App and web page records

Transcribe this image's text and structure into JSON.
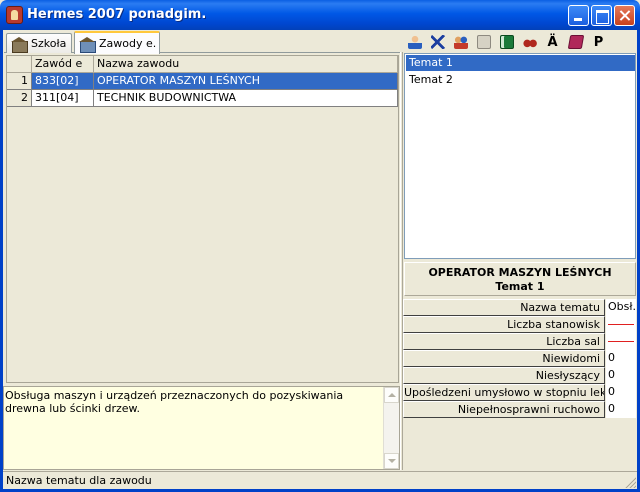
{
  "window": {
    "title": "Hermes 2007 ponadgim."
  },
  "tabs": [
    {
      "label": "Szkoła",
      "icon": "building-icon"
    },
    {
      "label": "Zawody e.",
      "icon": "building-icon"
    }
  ],
  "toolbar": {
    "a_label": "Ä",
    "p_label": "P"
  },
  "table": {
    "headers": [
      "Zawód e",
      "Nazwa zawodu"
    ],
    "rows": [
      {
        "num": "1",
        "code": "833[02]",
        "name": "OPERATOR MASZYN LEŚNYCH"
      },
      {
        "num": "2",
        "code": "311[04]",
        "name": "TECHNIK BUDOWNICTWA"
      }
    ]
  },
  "description": "Obsługa maszyn i urządzeń przeznaczonych do pozyskiwania drewna lub ścinki drzew.",
  "topics": [
    "Temat 1",
    "Temat 2"
  ],
  "selected": {
    "zawod": "OPERATOR MASZYN LEŚNYCH",
    "temat": "Temat 1"
  },
  "properties": [
    {
      "label": "Nazwa tematu",
      "value": "Obsł..."
    },
    {
      "label": "Liczba stanowisk",
      "value": ""
    },
    {
      "label": "Liczba sal",
      "value": ""
    },
    {
      "label": "Niewidomi",
      "value": "0"
    },
    {
      "label": "Niesłyszący",
      "value": "0"
    },
    {
      "label": "Upośledzeni umysłowo w stopniu lekkim",
      "value": "0"
    },
    {
      "label": "Niepełnosprawni ruchowo",
      "value": "0"
    }
  ],
  "status": "Nazwa tematu dla zawodu"
}
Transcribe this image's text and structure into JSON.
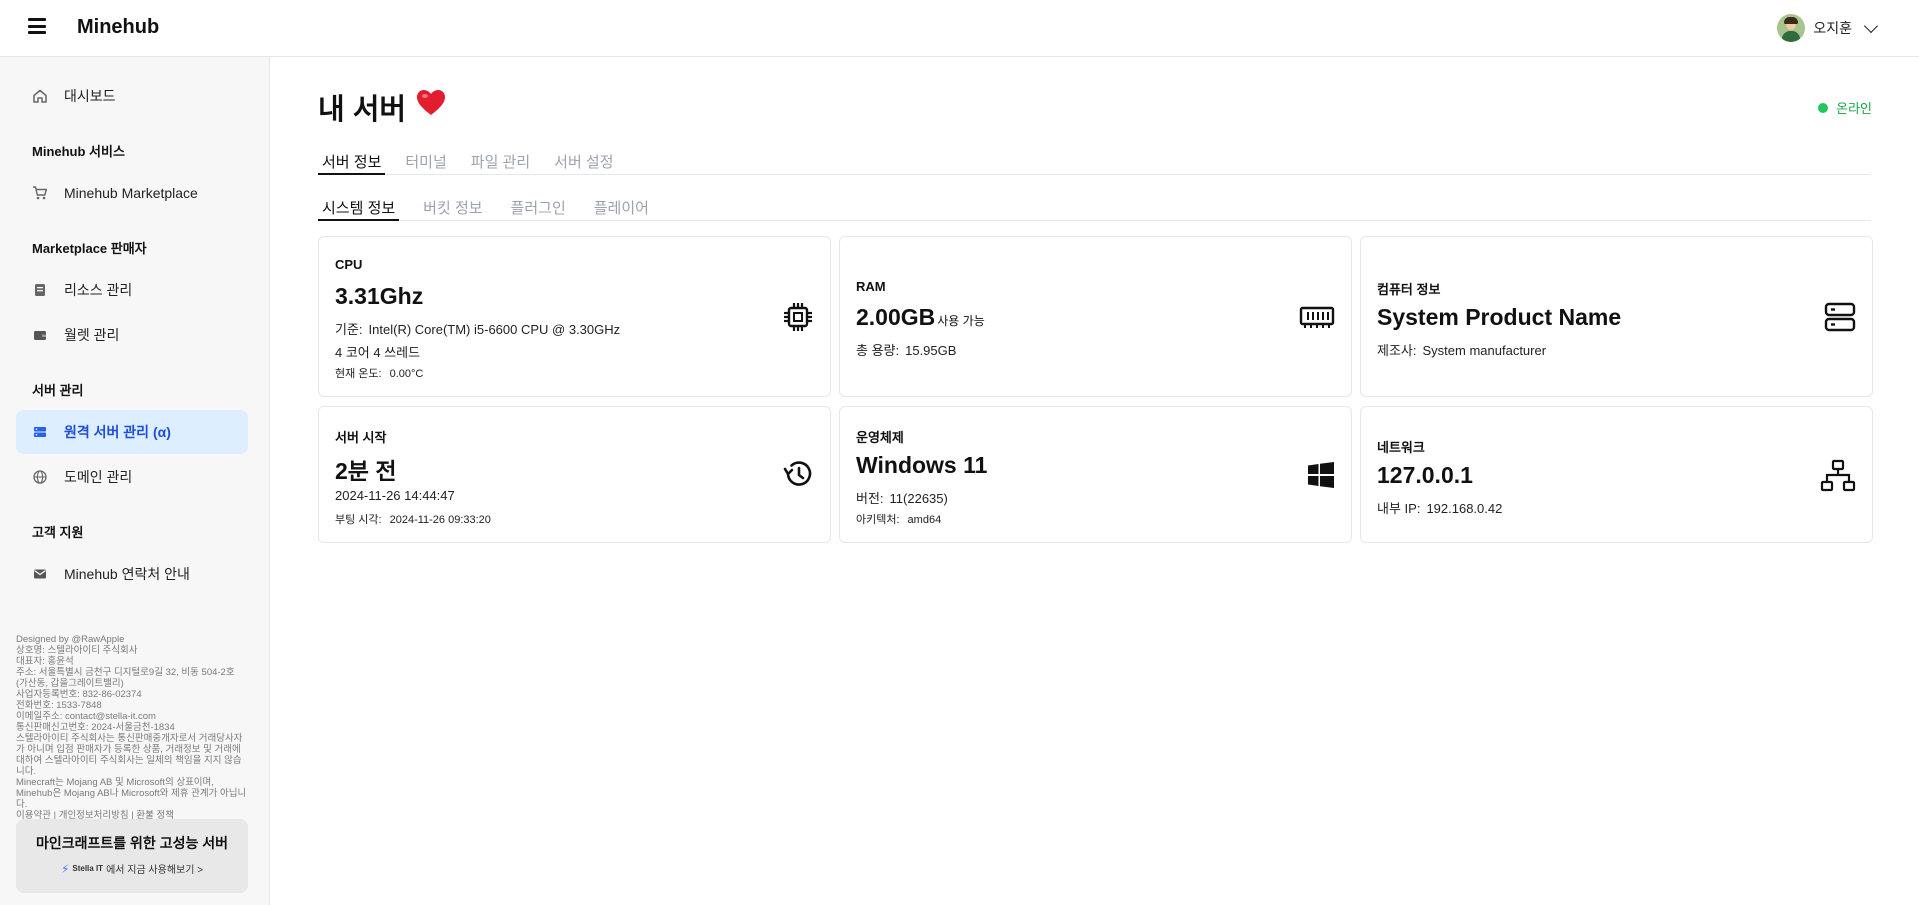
{
  "app": {
    "brand": "Minehub",
    "user_name": "오지훈"
  },
  "sidebar": {
    "dashboard": "대시보드",
    "sections": {
      "services": "Minehub 서비스",
      "seller": "Marketplace 판매자",
      "server": "서버 관리",
      "support": "고객 지원"
    },
    "items": {
      "marketplace": "Minehub Marketplace",
      "resources": "리소스 관리",
      "wallet": "월렛 관리",
      "remote_server": "원격 서버 관리 (α)",
      "domain": "도메인 관리",
      "contact": "Minehub 연락처 안내"
    },
    "footer": [
      "Designed by @RawApple",
      "상호명: 스텔라아이티 주식회사",
      "대표자: 홍윤석",
      "주소: 서울특별시 금천구 디지털로9길 32, 비동 504-2호 (가산동, 갑을그레이트밸리)",
      "사업자등록번호: 832-86-02374",
      "전화번호: 1533-7848",
      "이메일주소: contact@stella-it.com",
      "통신판매신고번호: 2024-서울금천-1834",
      "스텔라아이티 주식회사는 통신판매중개자로서 거래당사자가 아니며 입점 판매자가 등록한 상품, 거래정보 및 거래에 대하여 스텔라아이티 주식회사는 일체의 책임을 지지 않습니다.",
      "Minecraft는 Mojang AB 및 Microsoft의 상표이며, Minehub은 Mojang AB나 Microsoft와 제휴 관계가 아닙니다.",
      "이용약관 | 개인정보처리방침 | 환불 정책"
    ],
    "promo": {
      "title": "마인크래프트를 위한 고성능 서버",
      "brand": "Stella IT",
      "cta": "에서 지금 사용해보기 >"
    }
  },
  "main": {
    "title": "내 서버",
    "status": "온라인",
    "tabs": [
      "서버 정보",
      "터미널",
      "파일 관리",
      "서버 설정"
    ],
    "subtabs": [
      "시스템 정보",
      "버킷 정보",
      "플러그인",
      "플레이어"
    ]
  },
  "cards": {
    "cpu": {
      "title": "CPU",
      "value": "3.31Ghz",
      "base_key": "기준:",
      "base_val": "Intel(R) Core(TM) i5-6600 CPU @ 3.30GHz",
      "cores": "4 코어 4 쓰레드",
      "temp_key": "현재 온도:",
      "temp_val": "0.00°C"
    },
    "ram": {
      "title": "RAM",
      "value": "2.00GB",
      "value_suffix": "사용 가능",
      "total_key": "총 용량:",
      "total_val": "15.95GB"
    },
    "computer": {
      "title": "컴퓨터 정보",
      "value": "System Product Name",
      "maker_key": "제조사:",
      "maker_val": "System manufacturer"
    },
    "uptime": {
      "title": "서버 시작",
      "value": "2분 전",
      "start_time": "2024-11-26 14:44:47",
      "boot_key": "부팅 시각:",
      "boot_val": "2024-11-26 09:33:20"
    },
    "os": {
      "title": "운영체제",
      "value": "Windows 11",
      "version_key": "버전:",
      "version_val": "11(22635)",
      "arch_key": "아키텍처:",
      "arch_val": "amd64"
    },
    "network": {
      "title": "네트워크",
      "value": "127.0.0.1",
      "ip_key": "내부 IP:",
      "ip_val": "192.168.0.42"
    }
  }
}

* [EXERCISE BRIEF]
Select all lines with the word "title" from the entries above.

* [PROBLEM SOLUTION]
    "title": "Hermes 2007 ponadgim."
      "title": "마인크래프트를 위한 고성능 서버",
    "title": "내 서버",
      "title": "CPU",
      "title": "RAM",
      "title": "컴퓨터 정보",
      "title": "서버 시작",
      "title": "운영체제",
      "title": "네트워크",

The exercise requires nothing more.